"Why can't you go faster than light?" by Fermilab’s Dr. Don Lincoln

Svein
The OP and the answers are slightly inaccurate. The correct answer is:

The speed of light in vacuum is constant and given by $c_{0}=\frac{1}{\sqrt{\mu_{0}\epsilon_{0}}}$.

The speed of light in other cases is given by $c=\frac{1}{\sqrt{\mu \epsilon}}$. The speed of light in glass (for example) is about $\frac{2c_{0}}{3}$. This is the reason why prisms and lenses work...

PeroK
Homework Helper
Gold Member
2021 Award
The OP and the answers are slightly inaccurate. The correct answer is:

The speed of light in vacuum is constant and given by $c_{0}=\frac{1}{\sqrt{\mu_{0}\epsilon_{0}}}$.

The speed of light in other cases is given by $c=\frac{1}{\sqrt{\mu \epsilon}}$. The speed of light in glass (for example) is about $\frac{2c_{0}}{3}$. This is the reason why prisms and lenses work...

The key point about the speed of light in vacuum is that it is invariant. The speed of light in other media is not invariant, but constant relative to the medium.

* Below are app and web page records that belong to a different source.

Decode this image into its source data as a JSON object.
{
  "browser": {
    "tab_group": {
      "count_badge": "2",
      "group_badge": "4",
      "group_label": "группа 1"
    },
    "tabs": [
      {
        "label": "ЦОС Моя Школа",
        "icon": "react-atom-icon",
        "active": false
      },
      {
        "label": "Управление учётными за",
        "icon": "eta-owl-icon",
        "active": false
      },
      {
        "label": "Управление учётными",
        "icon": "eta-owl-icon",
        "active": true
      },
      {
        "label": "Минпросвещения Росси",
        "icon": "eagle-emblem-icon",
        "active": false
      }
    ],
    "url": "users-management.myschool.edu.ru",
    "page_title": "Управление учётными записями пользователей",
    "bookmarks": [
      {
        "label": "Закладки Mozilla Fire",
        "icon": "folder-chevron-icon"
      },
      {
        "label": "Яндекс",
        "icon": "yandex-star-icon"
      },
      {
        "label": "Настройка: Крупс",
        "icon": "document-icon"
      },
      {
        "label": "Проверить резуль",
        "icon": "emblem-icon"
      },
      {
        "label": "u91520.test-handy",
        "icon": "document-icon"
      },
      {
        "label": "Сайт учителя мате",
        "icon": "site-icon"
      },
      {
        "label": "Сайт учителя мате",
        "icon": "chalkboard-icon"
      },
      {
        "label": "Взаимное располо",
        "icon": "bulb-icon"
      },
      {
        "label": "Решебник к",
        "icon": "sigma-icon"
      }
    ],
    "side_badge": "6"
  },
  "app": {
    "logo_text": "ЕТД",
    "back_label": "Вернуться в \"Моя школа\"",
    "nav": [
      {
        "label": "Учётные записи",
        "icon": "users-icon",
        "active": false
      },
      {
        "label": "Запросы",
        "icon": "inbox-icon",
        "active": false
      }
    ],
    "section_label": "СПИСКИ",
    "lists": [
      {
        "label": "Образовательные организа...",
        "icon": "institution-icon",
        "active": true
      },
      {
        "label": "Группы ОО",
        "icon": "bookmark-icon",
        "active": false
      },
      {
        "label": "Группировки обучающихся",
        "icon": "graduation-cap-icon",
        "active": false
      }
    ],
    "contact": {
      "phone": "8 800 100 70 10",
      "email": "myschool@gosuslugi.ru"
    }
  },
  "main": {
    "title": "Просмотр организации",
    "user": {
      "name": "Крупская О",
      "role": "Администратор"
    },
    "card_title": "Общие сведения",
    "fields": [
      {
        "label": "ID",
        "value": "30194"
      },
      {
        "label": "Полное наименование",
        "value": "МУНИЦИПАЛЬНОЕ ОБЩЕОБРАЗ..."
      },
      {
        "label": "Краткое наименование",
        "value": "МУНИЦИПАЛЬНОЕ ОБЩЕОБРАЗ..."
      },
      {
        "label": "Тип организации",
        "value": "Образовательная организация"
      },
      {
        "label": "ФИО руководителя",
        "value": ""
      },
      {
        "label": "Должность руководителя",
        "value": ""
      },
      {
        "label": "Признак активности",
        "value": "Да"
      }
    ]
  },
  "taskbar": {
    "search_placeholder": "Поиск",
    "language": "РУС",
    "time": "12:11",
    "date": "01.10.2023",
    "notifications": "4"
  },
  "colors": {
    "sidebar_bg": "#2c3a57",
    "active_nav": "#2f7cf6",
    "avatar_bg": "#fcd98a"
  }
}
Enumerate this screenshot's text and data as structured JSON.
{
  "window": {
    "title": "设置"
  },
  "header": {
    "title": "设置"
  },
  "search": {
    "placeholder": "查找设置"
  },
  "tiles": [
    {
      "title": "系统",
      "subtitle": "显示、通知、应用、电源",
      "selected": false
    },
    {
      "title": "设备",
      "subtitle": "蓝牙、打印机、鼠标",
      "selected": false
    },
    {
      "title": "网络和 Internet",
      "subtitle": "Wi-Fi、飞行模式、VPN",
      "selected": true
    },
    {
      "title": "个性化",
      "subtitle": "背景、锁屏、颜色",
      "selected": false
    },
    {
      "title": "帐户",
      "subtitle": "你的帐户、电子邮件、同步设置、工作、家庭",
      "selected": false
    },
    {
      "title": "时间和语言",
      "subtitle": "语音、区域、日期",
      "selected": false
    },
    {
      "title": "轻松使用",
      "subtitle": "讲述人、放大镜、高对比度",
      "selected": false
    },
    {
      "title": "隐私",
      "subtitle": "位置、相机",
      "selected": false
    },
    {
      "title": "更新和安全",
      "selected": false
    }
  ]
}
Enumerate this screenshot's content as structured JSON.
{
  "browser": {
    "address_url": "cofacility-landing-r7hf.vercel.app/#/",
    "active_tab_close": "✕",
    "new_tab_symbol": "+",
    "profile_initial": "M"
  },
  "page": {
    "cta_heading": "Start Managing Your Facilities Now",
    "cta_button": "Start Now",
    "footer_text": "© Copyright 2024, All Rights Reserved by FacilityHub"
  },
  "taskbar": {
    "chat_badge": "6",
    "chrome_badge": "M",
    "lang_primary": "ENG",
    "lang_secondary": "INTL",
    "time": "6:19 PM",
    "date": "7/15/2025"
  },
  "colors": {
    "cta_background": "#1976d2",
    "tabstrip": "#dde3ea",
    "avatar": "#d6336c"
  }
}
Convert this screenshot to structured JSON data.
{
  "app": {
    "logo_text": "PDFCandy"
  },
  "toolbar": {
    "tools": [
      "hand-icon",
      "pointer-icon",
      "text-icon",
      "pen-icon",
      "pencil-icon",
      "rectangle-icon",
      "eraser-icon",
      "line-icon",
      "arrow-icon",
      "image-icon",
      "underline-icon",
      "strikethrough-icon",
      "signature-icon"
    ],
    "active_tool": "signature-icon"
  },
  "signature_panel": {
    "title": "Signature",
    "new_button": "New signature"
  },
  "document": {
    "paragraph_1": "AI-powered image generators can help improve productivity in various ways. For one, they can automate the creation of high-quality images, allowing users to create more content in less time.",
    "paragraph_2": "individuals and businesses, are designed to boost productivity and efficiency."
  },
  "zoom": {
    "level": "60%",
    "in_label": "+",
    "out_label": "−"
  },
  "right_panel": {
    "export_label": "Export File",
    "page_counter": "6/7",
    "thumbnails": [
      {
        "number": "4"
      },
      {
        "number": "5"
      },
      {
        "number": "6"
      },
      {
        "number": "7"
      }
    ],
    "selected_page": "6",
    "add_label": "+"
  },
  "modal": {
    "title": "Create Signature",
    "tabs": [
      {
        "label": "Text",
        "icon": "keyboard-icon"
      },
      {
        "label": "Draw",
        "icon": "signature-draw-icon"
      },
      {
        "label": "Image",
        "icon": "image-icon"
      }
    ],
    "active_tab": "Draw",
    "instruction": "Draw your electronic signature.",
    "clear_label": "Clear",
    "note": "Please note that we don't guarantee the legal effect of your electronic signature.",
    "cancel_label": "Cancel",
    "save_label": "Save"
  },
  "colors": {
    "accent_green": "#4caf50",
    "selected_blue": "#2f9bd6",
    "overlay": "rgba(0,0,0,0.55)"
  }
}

The speed of light now is taken to be exactly ##299,792,458 m/s##, which defines the metre.

Svein